Eco re­sort pro­vides sheer lux­ury

Pilbara News - - Pilbara News - ■ Tom Zaun­mayr

Few places in Aus­tralia could get away with defin­ing them­selves as lux­ury de­spite hav­ing com­post­ing toi­lets, lim­ited show­ers and no air-con­di­tion­ing, but then again, few places in Aus­tralia are quite like this.

Sal Salis Nin­ga­loo eco re­treat is a small glamping-style re­sort hid­den away in the sand dunes be­tween Cape Range Na­tional Park and the Nin­ga­loo Reef.

Guests can be chap­er­oned from the air­port or call the lodge while in Ex­mouth to no­tify of their ar­rival ahead of time if driv­ing.

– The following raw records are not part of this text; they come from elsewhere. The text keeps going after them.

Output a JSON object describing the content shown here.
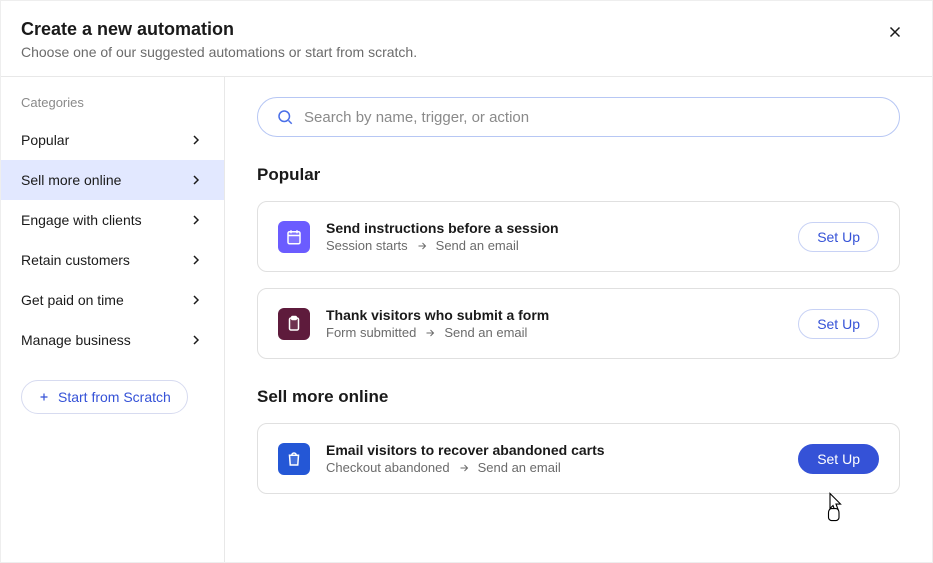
{
  "header": {
    "title": "Create a new automation",
    "subtitle": "Choose one of our suggested automations or start from scratch."
  },
  "sidebar": {
    "categories_label": "Categories",
    "items": [
      {
        "label": "Popular",
        "active": false
      },
      {
        "label": "Sell more online",
        "active": true
      },
      {
        "label": "Engage with clients",
        "active": false
      },
      {
        "label": "Retain customers",
        "active": false
      },
      {
        "label": "Get paid on time",
        "active": false
      },
      {
        "label": "Manage business",
        "active": false
      }
    ],
    "scratch_label": "Start from Scratch"
  },
  "search": {
    "placeholder": "Search by name, trigger, or action"
  },
  "buttons": {
    "setup": "Set Up"
  },
  "sections": [
    {
      "title": "Popular",
      "cards": [
        {
          "icon": "calendar",
          "title": "Send instructions before a session",
          "trigger": "Session starts",
          "action": "Send an email",
          "primary": false
        },
        {
          "icon": "form",
          "title": "Thank visitors who submit a form",
          "trigger": "Form submitted",
          "action": "Send an email",
          "primary": false
        }
      ]
    },
    {
      "title": "Sell more online",
      "cards": [
        {
          "icon": "bag",
          "title": "Email visitors to recover abandoned carts",
          "trigger": "Checkout abandoned",
          "action": "Send an email",
          "primary": true
        }
      ]
    }
  ]
}
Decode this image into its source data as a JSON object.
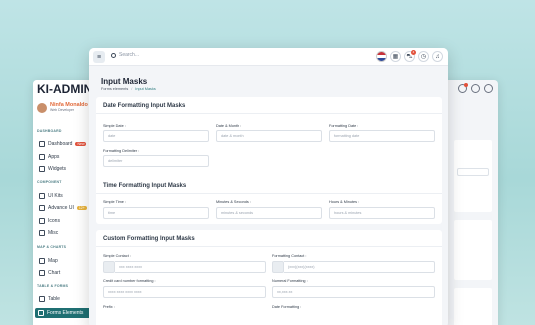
{
  "back": {
    "logo": "KI-ADMIN",
    "user": {
      "name": "Ninfa Monaldo",
      "role": "Web Developer"
    },
    "sections": {
      "dashboard": "DASHBOARD",
      "component": "COMPONENT",
      "maps": "MAP & CHARTS",
      "table": "TABLE & FORMS"
    },
    "nav": {
      "dashboard": "Dashboard",
      "dashboard_badge": "New",
      "apps": "Apps",
      "widgets": "Widgets",
      "ui_kits": "UI Kits",
      "advance_ui": "Advance UI",
      "advance_badge": "12+",
      "icons": "Icons",
      "misc": "Misc",
      "map": "Map",
      "chart": "Chart",
      "table": "Table",
      "forms": "Forms Elements"
    }
  },
  "front": {
    "search_placeholder": "Search...",
    "cart_count": "4",
    "page_title": "Input Masks",
    "breadcrumb": {
      "parent": "Forms elements",
      "current": "Input Masks"
    },
    "date_card": {
      "title": "Date Formatting Input Masks",
      "fields": [
        {
          "label": "Simple Date :",
          "placeholder": "date"
        },
        {
          "label": "Date & Month :",
          "placeholder": "date & month"
        },
        {
          "label": "Formatting Date :",
          "placeholder": "formatting date"
        }
      ],
      "delimiter": {
        "label": "Formatting Delimiter :",
        "placeholder": "delimiter"
      }
    },
    "time_card": {
      "title": "Time Formatting Input Masks",
      "fields": [
        {
          "label": "Simple Time :",
          "placeholder": "time"
        },
        {
          "label": "Minutes & Seconds :",
          "placeholder": "minutes & seconds"
        },
        {
          "label": "Hours & Minutes :",
          "placeholder": "hours & minutes"
        }
      ]
    },
    "custom_card": {
      "title": "Custom Formatting Input Masks",
      "simple_contact": {
        "label": "Simple Contact :",
        "placeholder": "xxx xxxx xxxx"
      },
      "formatting_contact": {
        "label": "Formatting Contact :",
        "placeholder": "(xxx)(xxx)(xxxx)"
      },
      "credit_card": {
        "label": "Credit card number formatting :",
        "placeholder": "xxxx xxxx xxxx xxxx"
      },
      "numeral": {
        "label": "Numeral Formatting :",
        "placeholder": "xx,xxx.xx"
      },
      "prefix": {
        "label": "Prefix :"
      },
      "date_formatting": {
        "label": "Date Formatting :"
      }
    }
  }
}
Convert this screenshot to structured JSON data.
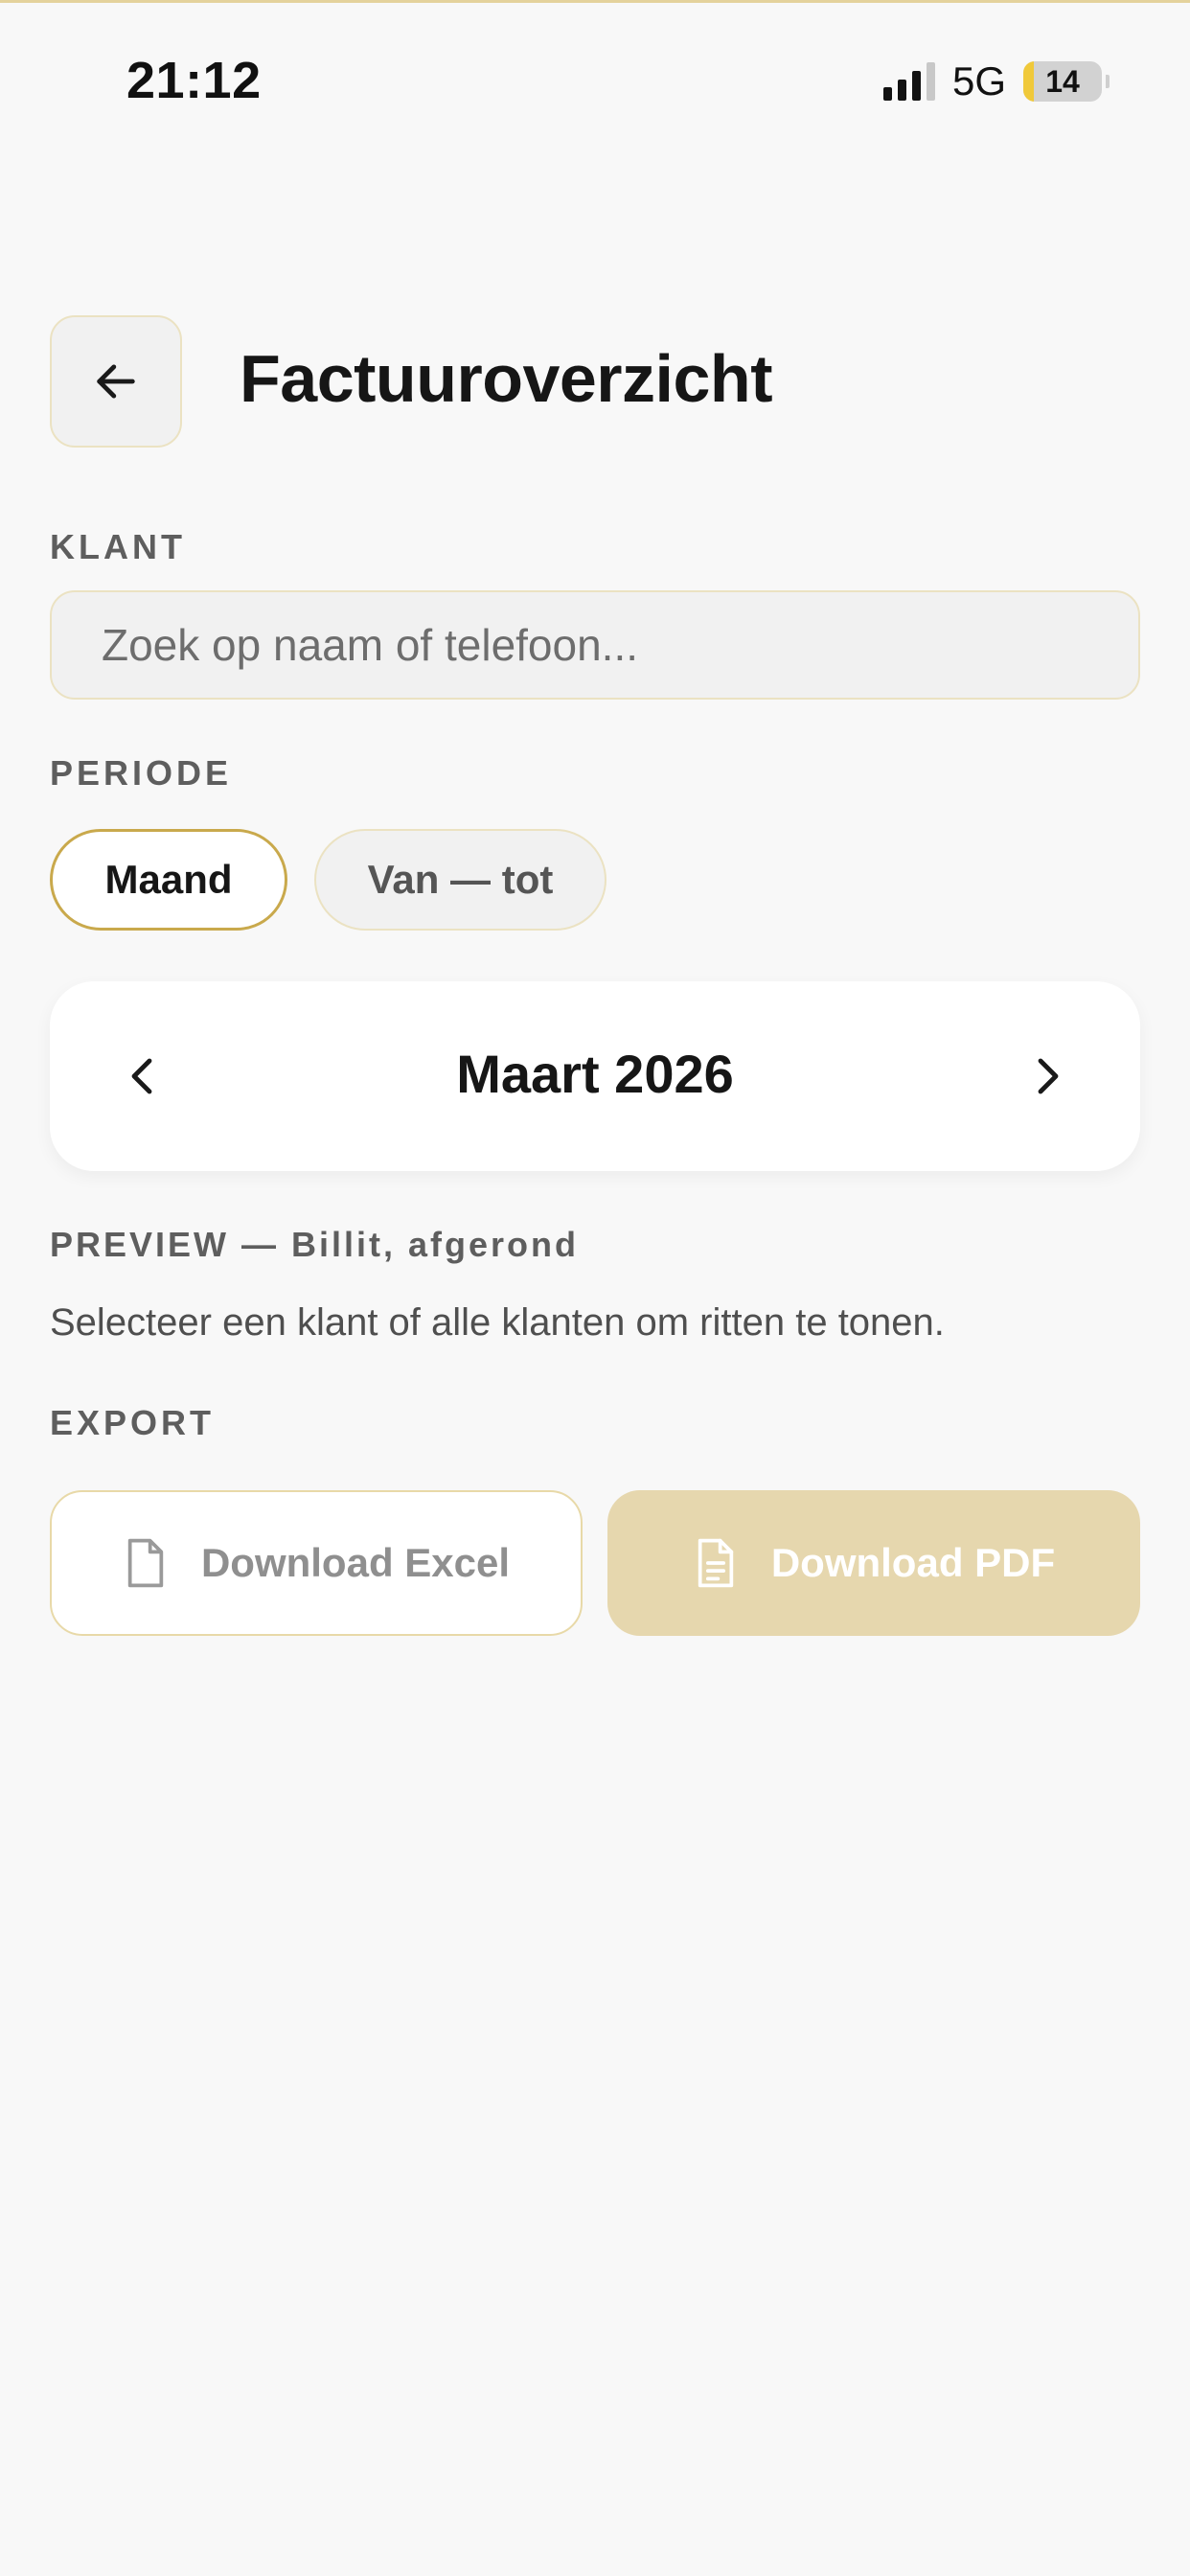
{
  "status_bar": {
    "time": "21:12",
    "network": "5G",
    "battery_level": "14",
    "battery_fraction": 0.14,
    "signal_bars_active": 3,
    "signal_bars_total": 4
  },
  "header": {
    "title": "Factuuroverzicht",
    "back_icon": "arrow-left-icon"
  },
  "client_section": {
    "label": "KLANT",
    "search_placeholder": "Zoek op naam of telefoon...",
    "search_value": ""
  },
  "period_section": {
    "label": "PERIODE",
    "options": [
      {
        "label": "Maand",
        "active": true
      },
      {
        "label": "Van — tot",
        "active": false
      }
    ]
  },
  "month_selector": {
    "label": "Maart 2026",
    "prev_icon": "chevron-left-icon",
    "next_icon": "chevron-right-icon"
  },
  "preview_section": {
    "label": "PREVIEW — Billit, afgerond",
    "message": "Selecteer een klant of alle klanten om ritten te tonen."
  },
  "export_section": {
    "label": "EXPORT",
    "excel_label": "Download Excel",
    "excel_icon": "file-icon",
    "pdf_label": "Download PDF",
    "pdf_icon": "file-text-icon"
  },
  "colors": {
    "accent": "#c9a94c",
    "border": "#ebe2c2",
    "pdf_button_bg": "#e6d7ae",
    "battery_fill": "#f0c93a",
    "background": "#f8f8f8"
  }
}
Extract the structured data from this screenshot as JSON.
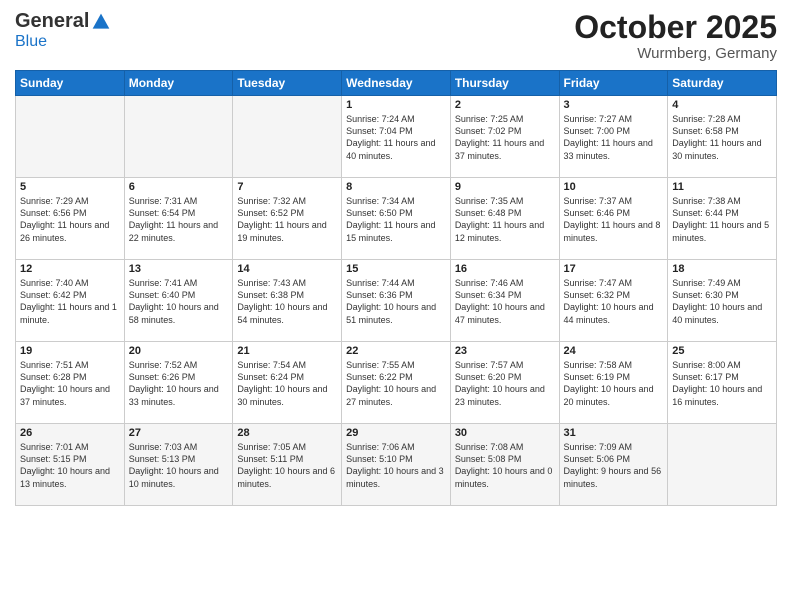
{
  "header": {
    "logo": {
      "general": "General",
      "blue": "Blue"
    },
    "title": "October 2025",
    "location": "Wurmberg, Germany"
  },
  "weekdays": [
    "Sunday",
    "Monday",
    "Tuesday",
    "Wednesday",
    "Thursday",
    "Friday",
    "Saturday"
  ],
  "weeks": [
    [
      {
        "day": "",
        "info": "",
        "empty": true
      },
      {
        "day": "",
        "info": "",
        "empty": true
      },
      {
        "day": "",
        "info": "",
        "empty": true
      },
      {
        "day": "1",
        "info": "Sunrise: 7:24 AM\nSunset: 7:04 PM\nDaylight: 11 hours and 40 minutes."
      },
      {
        "day": "2",
        "info": "Sunrise: 7:25 AM\nSunset: 7:02 PM\nDaylight: 11 hours and 37 minutes."
      },
      {
        "day": "3",
        "info": "Sunrise: 7:27 AM\nSunset: 7:00 PM\nDaylight: 11 hours and 33 minutes."
      },
      {
        "day": "4",
        "info": "Sunrise: 7:28 AM\nSunset: 6:58 PM\nDaylight: 11 hours and 30 minutes."
      }
    ],
    [
      {
        "day": "5",
        "info": "Sunrise: 7:29 AM\nSunset: 6:56 PM\nDaylight: 11 hours and 26 minutes."
      },
      {
        "day": "6",
        "info": "Sunrise: 7:31 AM\nSunset: 6:54 PM\nDaylight: 11 hours and 22 minutes."
      },
      {
        "day": "7",
        "info": "Sunrise: 7:32 AM\nSunset: 6:52 PM\nDaylight: 11 hours and 19 minutes."
      },
      {
        "day": "8",
        "info": "Sunrise: 7:34 AM\nSunset: 6:50 PM\nDaylight: 11 hours and 15 minutes."
      },
      {
        "day": "9",
        "info": "Sunrise: 7:35 AM\nSunset: 6:48 PM\nDaylight: 11 hours and 12 minutes."
      },
      {
        "day": "10",
        "info": "Sunrise: 7:37 AM\nSunset: 6:46 PM\nDaylight: 11 hours and 8 minutes."
      },
      {
        "day": "11",
        "info": "Sunrise: 7:38 AM\nSunset: 6:44 PM\nDaylight: 11 hours and 5 minutes."
      }
    ],
    [
      {
        "day": "12",
        "info": "Sunrise: 7:40 AM\nSunset: 6:42 PM\nDaylight: 11 hours and 1 minute."
      },
      {
        "day": "13",
        "info": "Sunrise: 7:41 AM\nSunset: 6:40 PM\nDaylight: 10 hours and 58 minutes."
      },
      {
        "day": "14",
        "info": "Sunrise: 7:43 AM\nSunset: 6:38 PM\nDaylight: 10 hours and 54 minutes."
      },
      {
        "day": "15",
        "info": "Sunrise: 7:44 AM\nSunset: 6:36 PM\nDaylight: 10 hours and 51 minutes."
      },
      {
        "day": "16",
        "info": "Sunrise: 7:46 AM\nSunset: 6:34 PM\nDaylight: 10 hours and 47 minutes."
      },
      {
        "day": "17",
        "info": "Sunrise: 7:47 AM\nSunset: 6:32 PM\nDaylight: 10 hours and 44 minutes."
      },
      {
        "day": "18",
        "info": "Sunrise: 7:49 AM\nSunset: 6:30 PM\nDaylight: 10 hours and 40 minutes."
      }
    ],
    [
      {
        "day": "19",
        "info": "Sunrise: 7:51 AM\nSunset: 6:28 PM\nDaylight: 10 hours and 37 minutes."
      },
      {
        "day": "20",
        "info": "Sunrise: 7:52 AM\nSunset: 6:26 PM\nDaylight: 10 hours and 33 minutes."
      },
      {
        "day": "21",
        "info": "Sunrise: 7:54 AM\nSunset: 6:24 PM\nDaylight: 10 hours and 30 minutes."
      },
      {
        "day": "22",
        "info": "Sunrise: 7:55 AM\nSunset: 6:22 PM\nDaylight: 10 hours and 27 minutes."
      },
      {
        "day": "23",
        "info": "Sunrise: 7:57 AM\nSunset: 6:20 PM\nDaylight: 10 hours and 23 minutes."
      },
      {
        "day": "24",
        "info": "Sunrise: 7:58 AM\nSunset: 6:19 PM\nDaylight: 10 hours and 20 minutes."
      },
      {
        "day": "25",
        "info": "Sunrise: 8:00 AM\nSunset: 6:17 PM\nDaylight: 10 hours and 16 minutes."
      }
    ],
    [
      {
        "day": "26",
        "info": "Sunrise: 7:01 AM\nSunset: 5:15 PM\nDaylight: 10 hours and 13 minutes.",
        "last": true
      },
      {
        "day": "27",
        "info": "Sunrise: 7:03 AM\nSunset: 5:13 PM\nDaylight: 10 hours and 10 minutes.",
        "last": true
      },
      {
        "day": "28",
        "info": "Sunrise: 7:05 AM\nSunset: 5:11 PM\nDaylight: 10 hours and 6 minutes.",
        "last": true
      },
      {
        "day": "29",
        "info": "Sunrise: 7:06 AM\nSunset: 5:10 PM\nDaylight: 10 hours and 3 minutes.",
        "last": true
      },
      {
        "day": "30",
        "info": "Sunrise: 7:08 AM\nSunset: 5:08 PM\nDaylight: 10 hours and 0 minutes.",
        "last": true
      },
      {
        "day": "31",
        "info": "Sunrise: 7:09 AM\nSunset: 5:06 PM\nDaylight: 9 hours and 56 minutes.",
        "last": true
      },
      {
        "day": "",
        "info": "",
        "empty": true,
        "last": true
      }
    ]
  ]
}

Upon ar­riv­ing in the carpark at Mandu South, you are still none-the-wiser as to where ex­actly this mys­tery re­sort is — there is noth­ing here ex­cept the beach, sand dunes and a creek bed.

It is only af­ter a so­lar-pow­ered golf buggy picks up your bags and you are guided along a short walk by one of the res­i­dent em­ploy­ees that you fi­nally see the hide­away. The re­sort is in­ti­mate. Con­sist­ing of only 16 tents, a large deck act­ing as the com­mu­nal area and a beach, Sal Salis’ charm is in its iso­la­tion and it has gone to great lengths to of­fer com­fort with­out tak­ing away from its set­ting.

Co-owner Ste­wart Cran­swick is no stranger to the con­cept, hav­ing opened many sa­fari-style ven­tures in his na­tive Africa be­fore mov­ing to WA.

“The dis­cern­ing mar­ket now is very con­scious of eco aspects and I think we’re do­ing that well,” he said.

“It’s about ser­vice of a high level, that’s crit­i­cal, then you have the givens — you have to have a com­fort­able bed and good food.

“It’s pretty new to a lot of peo­ple.

“The iso­la­tion re­ally takes a lot of peo­ple by storm — they love that.

“Aus­tralians want to see Aus­tralia in style, and this is a fan­tas­tic op­por­tu­nity where you feel a bit closer to na­ture in­stead of hav­ing chrome and glass and air­con.”

The bal­ance be­tween pro­vid­ing crea­ture com­forts with­out af­fect­ing the sur­round­ings is ev­i­dent ev­ery­where you look.

Raised board­walks make for ease of ac­cess across the dunes with­out hav­ing to clear a path through the scrub.

The min­i­mal light­ing is all so­lar pow­ered and pro­vides just enough light to find your way in the dark with­out spoil­ing the starry skies.

Even the tents have a low pro­file so as to blend in to their sur­round­ings.

One of the more in­ter­est­ing fea­tures of the re­sort is the in­clu- sive­ness in ev­ery­thing you do.

Rather than be­ing split apart to go about your own busi­ness, all guests sit to­gether at a long ta­ble for din­ner, and all are in­vited on the daily snorkelling and walk­ing tours.

The food is pre­pared by guest chefs, with seafood be­ing a main­stay given the lo­cal pro­duce right on the doorstep.

Be­ing in a na­tional park, the re­sort has struck up a part­ner­ship with the Depart­ment of Parks and Wildlife, some­thing Mr Cran­swick be­lieves is a per­fect ad­ver­tise­ment for both par­ties.

One of many ben­e­fits of Sal Salis’ iso­la­tion is the wild na­ture of the area.

Kan­ga­roos sit­ting in front of your tent are a reg­u­lar sight and the beach teems with marine life.

Fur­ther off­shore are whale sharks and humpack whales.

The beach in front of the re­sort is ideal for drift snorkelling, with reef just me­tres from the shore.

Per­haps the big­gest ben­e­fit, how­ever, is the lack of phone re­cep­tion, some­thing Mr Cran­swick said was “hugely im­por­tant”.

Putting the phone down is a near-im­pos­si­ble feat for many th­ese days, so it is re­fresh­ing to have no op­tion but to do so.

Af­ter a day with­out your phone in this truly iso­lated lo­ca­tion, you be­gin to re­mem­ber you don’t have to worry about the out­side world to lead a good life.

There are few places in Aus­tralia where the bal­ance be­tween lux­ury and the en­vi­ron­ment is so finely tuned, but then again, there are few places in Aus­tralia quite like Sal Salis.

Pic­tures: Tom Zaun­mayr

Sal Salis eco re­treat.

The view from in­side a tent at Sal Salis.

It would take a keen eye to see the re­sort from the top of Mandu Mandu Gorge.

Newspapers in English

Newspapers from Australia

© PressReader. All rights reserved.